]. Adjusted HbA1c values were higher in a group of Asians in comparison to white individuals with Impaired Glucose Tolerance (IGT) but the adjusted HbA1c difference was insignificant (5.78% versus 6% respectively) [29
]. Erythrocytes are vulnerable in the Thalassemia disease [33
] and the decrease of the mean erythrocyte age falsely lowers HbA1c test results [34
]. Weak but significant differences between HbA1c levels of ‘normal’ subjects and hetero- as well as homo-zygote Hb E carriers have been determined previously [35
]. However, the median values of HbA1c levels of the Hb E groups have been below the so called ‘normal’ controls. Therefore, the high number of false negative results when using HbA1c as clinical reference and fasting plasma glucose levels as screening test should not be due to the prevalence of thalassemia and Hb E.
An additional hint that false negative screening results against HbA1c might not be related to haematological issues but might be an indication of the VPG inadequacy as a screening tool is the result of a study undertaken some years ago, close to the area where this investigation has been based [11
]. At that time (1995), HbA1c was not used as a reference, rather OGTT was preferred, with the cutoff point of 11.1 mmol/L (200 mg/dl), and the screening tool was fasting blood glucose, with a cutoff point of 7.8 mmol/L (140 mg/dl). These settings resulted in a sensitivity of 43.7%, specificity 89.8% and the PPV 37.8%. It seems that in the case of Thailand the use of both HbA1c and OGTT as final diagnostic tools results in similarly low sensitivities, as long as fasting blood glucose measurement is applied as screening tool.

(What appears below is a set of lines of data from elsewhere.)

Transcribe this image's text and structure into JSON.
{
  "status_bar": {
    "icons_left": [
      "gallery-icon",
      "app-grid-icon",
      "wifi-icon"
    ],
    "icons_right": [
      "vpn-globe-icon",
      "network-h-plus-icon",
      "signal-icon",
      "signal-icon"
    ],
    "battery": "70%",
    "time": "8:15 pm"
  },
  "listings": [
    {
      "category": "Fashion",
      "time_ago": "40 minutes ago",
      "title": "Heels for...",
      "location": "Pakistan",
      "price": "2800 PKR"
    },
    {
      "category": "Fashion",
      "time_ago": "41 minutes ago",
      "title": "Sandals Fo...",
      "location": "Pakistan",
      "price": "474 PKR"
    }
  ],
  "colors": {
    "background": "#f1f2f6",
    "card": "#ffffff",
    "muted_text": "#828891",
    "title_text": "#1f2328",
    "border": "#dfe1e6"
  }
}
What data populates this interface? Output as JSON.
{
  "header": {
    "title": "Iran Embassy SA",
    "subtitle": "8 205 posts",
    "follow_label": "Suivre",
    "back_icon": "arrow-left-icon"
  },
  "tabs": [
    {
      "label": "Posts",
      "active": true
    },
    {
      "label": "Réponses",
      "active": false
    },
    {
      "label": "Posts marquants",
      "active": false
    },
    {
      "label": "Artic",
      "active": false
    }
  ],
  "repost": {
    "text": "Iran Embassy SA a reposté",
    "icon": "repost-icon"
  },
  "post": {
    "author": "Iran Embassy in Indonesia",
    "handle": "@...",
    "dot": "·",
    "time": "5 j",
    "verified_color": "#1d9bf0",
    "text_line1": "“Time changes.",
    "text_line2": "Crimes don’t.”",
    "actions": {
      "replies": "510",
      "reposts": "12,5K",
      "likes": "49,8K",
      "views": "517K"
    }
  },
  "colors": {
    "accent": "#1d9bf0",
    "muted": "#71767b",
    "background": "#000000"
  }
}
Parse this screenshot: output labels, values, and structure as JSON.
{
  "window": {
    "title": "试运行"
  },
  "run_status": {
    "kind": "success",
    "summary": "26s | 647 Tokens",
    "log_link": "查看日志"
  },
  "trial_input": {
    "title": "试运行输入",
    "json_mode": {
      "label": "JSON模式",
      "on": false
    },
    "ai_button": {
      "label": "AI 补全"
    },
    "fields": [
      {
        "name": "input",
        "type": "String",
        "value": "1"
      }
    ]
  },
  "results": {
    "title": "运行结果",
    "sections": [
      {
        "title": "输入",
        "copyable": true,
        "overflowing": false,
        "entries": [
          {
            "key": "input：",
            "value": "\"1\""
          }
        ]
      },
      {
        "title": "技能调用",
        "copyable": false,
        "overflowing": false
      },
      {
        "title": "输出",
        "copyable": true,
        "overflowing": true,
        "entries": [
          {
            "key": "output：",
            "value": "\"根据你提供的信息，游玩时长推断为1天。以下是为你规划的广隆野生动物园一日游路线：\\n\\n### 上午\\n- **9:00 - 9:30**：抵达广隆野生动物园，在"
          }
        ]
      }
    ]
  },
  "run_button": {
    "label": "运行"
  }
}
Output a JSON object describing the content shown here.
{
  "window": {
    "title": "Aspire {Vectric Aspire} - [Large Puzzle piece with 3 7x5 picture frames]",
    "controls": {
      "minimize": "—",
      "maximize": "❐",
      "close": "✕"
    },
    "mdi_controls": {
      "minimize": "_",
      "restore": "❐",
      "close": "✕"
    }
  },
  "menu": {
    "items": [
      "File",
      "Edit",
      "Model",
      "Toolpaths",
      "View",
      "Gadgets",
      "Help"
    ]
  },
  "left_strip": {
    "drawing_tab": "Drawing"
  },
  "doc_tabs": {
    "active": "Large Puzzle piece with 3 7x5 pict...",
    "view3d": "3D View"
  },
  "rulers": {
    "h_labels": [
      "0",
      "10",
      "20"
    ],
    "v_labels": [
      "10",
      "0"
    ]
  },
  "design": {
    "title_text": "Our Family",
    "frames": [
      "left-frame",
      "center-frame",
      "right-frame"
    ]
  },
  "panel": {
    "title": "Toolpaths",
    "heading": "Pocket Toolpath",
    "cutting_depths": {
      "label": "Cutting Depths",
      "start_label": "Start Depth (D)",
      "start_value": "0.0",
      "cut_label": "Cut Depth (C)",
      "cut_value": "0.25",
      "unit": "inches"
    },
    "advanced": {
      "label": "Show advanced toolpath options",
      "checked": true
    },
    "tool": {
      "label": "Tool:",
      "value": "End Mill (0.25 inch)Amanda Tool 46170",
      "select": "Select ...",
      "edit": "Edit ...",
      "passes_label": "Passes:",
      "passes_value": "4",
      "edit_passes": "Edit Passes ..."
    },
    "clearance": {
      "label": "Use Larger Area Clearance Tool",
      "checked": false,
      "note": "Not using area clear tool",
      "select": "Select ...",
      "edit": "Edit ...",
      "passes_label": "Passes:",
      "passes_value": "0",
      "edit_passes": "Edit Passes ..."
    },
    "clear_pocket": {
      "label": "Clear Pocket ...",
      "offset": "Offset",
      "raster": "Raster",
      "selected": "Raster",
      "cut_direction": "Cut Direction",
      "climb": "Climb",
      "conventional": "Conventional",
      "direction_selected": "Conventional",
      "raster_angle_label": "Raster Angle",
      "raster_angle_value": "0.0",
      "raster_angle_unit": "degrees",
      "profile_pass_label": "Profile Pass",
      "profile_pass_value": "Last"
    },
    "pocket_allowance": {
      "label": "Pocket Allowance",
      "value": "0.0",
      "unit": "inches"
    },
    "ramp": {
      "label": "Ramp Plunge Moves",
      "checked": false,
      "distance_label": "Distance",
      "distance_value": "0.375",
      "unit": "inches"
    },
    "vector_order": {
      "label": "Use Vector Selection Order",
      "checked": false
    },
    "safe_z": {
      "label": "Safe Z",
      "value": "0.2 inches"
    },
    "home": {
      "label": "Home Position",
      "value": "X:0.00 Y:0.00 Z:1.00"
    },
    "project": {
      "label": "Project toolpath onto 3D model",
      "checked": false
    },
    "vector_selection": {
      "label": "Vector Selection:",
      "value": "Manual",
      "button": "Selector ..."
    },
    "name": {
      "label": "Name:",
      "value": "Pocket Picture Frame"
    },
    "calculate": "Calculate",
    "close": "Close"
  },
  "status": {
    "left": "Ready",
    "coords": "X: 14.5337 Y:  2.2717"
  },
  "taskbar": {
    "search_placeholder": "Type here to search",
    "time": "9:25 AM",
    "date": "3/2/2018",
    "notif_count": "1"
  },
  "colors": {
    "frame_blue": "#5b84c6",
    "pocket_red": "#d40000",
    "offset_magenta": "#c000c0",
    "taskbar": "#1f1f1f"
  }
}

Chronic kidney diseases may also affect HbA1c levels through increased blood urea nitrogen levels, causing the formation of carbamylated haemoglobin which cannot be differentiated in the determination from HbA1c [36
]. In a recent publication from Thailand the proportion of T2DM patients with microalbuminuria was found to be about 40% [37
]. Therefore, it cannot be excluded that some of the cases of undetected T2DM within the population screened for this study may have microalbuminuria. However, it is unlikely that undetected chronic kidney disease already developed to such an extent that it could have influenced the level of HbA1c.
It has been reported recently that HbA1c is insufficient to detect T2DM in the case of early diabetic status [38
]. The present situation in Thailand mainly demands the identification of those who have been suffering from T2DM for quite some time already, so that this limitation of HbA1c at the present time may be overlooked.
Further investigations are necessary to recognize the reasons for the low sensitivity of the screening indicators. It has been reported recently that a high proportion of T2DM patients obviously do not feel comfortable to admit that they do not follow the advice of health personnel [39
]. In general a Thai villager is quite well informed about the basics of diabetes mellitus [24
]. It might well be that, in an ill attempt to have a favorable screening result, participants might limit energy and carbohydrate intake for a number of days before screening, since the event is arranged about a week in advance. The failure to identify individuals with yet undetected T2DM might be less a technical problem related to HbA1c, CBG or VGP considering that a similar investigation using OGTT as reference standard some years before resulted in a similarly insufficient VPG sensitivity [11
]. The underlying reason for the observed discrepancies between VPG and a clinical standard, either being OGTT or HbA1c, might be due to the fact that the villagers can somehow influence the VPG, in reducing carbohydrate and calorie intake before screening, but not the latter tests. What the villagers may not be aware of is that HbA1c values reflect the status of glucose levels over approximately a three months period. In the context of Thai culture, villagers may be sensitive about being confronted by the health staff after being checked and found with unfavorable results. Health promotion experts might further investigate this phenomenon and try to change the attitude of the villagers.